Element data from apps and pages
************
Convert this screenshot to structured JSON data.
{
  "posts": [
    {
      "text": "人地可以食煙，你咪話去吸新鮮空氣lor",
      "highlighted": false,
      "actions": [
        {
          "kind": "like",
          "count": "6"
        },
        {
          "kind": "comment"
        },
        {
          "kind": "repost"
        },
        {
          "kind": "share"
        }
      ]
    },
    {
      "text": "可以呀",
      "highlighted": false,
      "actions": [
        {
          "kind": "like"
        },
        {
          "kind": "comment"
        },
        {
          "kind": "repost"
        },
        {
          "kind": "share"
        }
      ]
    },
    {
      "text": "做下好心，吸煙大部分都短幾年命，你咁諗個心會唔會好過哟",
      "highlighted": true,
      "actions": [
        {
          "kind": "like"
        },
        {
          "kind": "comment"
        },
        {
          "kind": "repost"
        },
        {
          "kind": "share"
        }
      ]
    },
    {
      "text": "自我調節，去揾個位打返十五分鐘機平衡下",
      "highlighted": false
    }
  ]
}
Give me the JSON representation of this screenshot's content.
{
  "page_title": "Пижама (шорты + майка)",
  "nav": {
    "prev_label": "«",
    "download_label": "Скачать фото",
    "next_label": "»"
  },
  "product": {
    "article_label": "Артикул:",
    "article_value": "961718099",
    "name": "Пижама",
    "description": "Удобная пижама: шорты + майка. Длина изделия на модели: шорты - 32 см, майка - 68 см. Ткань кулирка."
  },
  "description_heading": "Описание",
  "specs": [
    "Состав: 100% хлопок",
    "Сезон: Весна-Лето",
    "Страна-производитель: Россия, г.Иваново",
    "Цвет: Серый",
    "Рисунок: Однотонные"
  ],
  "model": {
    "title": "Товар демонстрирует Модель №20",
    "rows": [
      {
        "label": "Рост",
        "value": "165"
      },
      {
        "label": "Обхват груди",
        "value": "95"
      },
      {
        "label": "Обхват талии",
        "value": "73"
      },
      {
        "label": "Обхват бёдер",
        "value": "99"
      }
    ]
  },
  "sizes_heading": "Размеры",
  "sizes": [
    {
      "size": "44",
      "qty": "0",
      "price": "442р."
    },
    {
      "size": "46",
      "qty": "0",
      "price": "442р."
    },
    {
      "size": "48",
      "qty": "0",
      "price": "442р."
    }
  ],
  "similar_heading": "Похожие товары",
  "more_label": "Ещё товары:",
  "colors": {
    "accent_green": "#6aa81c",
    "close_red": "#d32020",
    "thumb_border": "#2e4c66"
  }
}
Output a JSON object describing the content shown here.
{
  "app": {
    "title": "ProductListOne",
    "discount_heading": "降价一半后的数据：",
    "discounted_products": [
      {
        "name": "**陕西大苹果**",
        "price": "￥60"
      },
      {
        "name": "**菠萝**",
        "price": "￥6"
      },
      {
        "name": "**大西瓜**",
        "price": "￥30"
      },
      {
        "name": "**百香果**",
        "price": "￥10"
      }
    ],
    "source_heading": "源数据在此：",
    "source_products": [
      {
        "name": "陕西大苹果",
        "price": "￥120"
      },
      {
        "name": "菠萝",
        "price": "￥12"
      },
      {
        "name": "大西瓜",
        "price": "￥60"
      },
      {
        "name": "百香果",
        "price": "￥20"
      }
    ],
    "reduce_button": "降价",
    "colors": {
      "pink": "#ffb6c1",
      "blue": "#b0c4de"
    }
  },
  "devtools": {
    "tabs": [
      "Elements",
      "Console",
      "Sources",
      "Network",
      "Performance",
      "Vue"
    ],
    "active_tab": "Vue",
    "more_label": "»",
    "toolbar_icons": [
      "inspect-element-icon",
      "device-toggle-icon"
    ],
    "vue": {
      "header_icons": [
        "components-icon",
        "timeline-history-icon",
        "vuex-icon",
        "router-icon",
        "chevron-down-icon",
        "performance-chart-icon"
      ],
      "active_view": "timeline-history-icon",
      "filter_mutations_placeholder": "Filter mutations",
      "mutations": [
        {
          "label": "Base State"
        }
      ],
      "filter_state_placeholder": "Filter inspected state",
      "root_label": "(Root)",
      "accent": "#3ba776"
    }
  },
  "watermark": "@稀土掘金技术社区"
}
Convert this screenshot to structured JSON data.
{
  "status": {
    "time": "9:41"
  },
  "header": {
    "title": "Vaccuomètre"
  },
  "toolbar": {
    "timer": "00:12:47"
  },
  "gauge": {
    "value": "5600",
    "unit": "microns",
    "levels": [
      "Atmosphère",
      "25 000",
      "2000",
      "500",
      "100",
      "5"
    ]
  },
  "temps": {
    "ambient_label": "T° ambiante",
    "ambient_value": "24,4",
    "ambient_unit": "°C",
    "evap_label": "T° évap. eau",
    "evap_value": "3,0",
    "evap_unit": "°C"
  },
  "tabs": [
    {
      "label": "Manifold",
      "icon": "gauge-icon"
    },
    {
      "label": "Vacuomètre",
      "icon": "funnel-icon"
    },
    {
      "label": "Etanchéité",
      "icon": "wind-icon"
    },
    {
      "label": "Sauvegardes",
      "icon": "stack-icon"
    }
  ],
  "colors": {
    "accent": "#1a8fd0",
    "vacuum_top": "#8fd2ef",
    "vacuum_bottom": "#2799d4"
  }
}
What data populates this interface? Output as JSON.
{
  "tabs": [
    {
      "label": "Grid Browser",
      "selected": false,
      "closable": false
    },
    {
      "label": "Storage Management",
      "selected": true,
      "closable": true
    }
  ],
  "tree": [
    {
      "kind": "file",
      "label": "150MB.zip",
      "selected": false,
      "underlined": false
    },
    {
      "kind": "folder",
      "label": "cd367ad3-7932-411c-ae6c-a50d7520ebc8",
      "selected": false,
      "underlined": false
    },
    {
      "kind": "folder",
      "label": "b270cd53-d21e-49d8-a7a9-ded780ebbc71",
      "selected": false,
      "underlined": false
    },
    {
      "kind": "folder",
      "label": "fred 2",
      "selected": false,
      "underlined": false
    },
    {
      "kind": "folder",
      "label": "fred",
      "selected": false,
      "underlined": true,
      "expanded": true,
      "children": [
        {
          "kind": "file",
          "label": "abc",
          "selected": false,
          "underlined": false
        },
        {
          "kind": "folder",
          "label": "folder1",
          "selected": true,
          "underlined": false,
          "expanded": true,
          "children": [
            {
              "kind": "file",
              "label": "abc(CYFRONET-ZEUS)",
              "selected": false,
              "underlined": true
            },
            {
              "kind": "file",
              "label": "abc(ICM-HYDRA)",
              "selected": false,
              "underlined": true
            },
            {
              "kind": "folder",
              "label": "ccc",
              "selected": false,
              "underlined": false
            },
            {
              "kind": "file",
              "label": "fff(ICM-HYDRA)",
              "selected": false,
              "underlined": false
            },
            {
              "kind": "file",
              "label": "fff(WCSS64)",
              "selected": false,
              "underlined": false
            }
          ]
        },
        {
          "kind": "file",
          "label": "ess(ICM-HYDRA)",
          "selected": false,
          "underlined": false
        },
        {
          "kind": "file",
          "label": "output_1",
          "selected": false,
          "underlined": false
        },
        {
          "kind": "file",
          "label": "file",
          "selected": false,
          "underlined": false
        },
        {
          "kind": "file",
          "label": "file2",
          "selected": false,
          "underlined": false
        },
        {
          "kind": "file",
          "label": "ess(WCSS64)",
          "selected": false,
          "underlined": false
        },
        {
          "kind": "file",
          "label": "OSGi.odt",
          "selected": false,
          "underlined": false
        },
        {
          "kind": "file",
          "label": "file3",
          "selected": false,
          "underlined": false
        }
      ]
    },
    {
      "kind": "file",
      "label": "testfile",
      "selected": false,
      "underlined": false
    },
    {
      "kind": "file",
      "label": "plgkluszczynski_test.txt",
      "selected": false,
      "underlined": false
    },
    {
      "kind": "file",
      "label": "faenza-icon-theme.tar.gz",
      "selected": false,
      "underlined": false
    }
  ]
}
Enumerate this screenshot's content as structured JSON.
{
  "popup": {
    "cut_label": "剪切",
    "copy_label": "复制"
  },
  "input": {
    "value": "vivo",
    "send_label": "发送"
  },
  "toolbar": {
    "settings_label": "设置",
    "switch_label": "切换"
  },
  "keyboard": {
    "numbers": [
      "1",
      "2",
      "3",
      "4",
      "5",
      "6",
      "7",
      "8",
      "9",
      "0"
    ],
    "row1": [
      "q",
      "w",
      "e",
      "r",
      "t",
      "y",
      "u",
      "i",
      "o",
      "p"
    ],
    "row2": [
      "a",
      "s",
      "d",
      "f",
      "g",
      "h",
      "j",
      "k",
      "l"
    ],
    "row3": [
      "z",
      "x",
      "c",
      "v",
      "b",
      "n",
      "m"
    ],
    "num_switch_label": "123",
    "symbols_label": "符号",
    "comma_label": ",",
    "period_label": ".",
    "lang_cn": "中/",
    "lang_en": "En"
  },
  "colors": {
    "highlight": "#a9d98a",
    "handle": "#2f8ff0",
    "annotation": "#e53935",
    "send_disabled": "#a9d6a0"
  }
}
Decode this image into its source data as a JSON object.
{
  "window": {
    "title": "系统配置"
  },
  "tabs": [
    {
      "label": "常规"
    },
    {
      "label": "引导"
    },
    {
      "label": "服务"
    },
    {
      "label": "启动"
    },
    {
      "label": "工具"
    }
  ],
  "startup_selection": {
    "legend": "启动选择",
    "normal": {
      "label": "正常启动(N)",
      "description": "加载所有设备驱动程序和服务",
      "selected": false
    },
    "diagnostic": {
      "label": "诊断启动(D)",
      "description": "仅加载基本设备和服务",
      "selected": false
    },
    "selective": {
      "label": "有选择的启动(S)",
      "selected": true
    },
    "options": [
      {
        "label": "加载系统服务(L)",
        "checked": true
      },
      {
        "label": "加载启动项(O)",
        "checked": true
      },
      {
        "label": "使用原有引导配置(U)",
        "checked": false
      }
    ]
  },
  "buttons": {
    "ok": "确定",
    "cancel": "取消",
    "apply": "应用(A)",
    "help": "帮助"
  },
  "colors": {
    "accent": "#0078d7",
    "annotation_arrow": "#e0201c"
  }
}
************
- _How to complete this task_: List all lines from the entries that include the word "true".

- _Reply to the task_:
      "highlighted": true,
      "selected": true,
      "closable": true
      "underlined": true,
      "expanded": true,
          "selected": true,
          "expanded": true,
              "underlined": true
              "underlined": true
      "selected": true
        "checked": true
        "checked": true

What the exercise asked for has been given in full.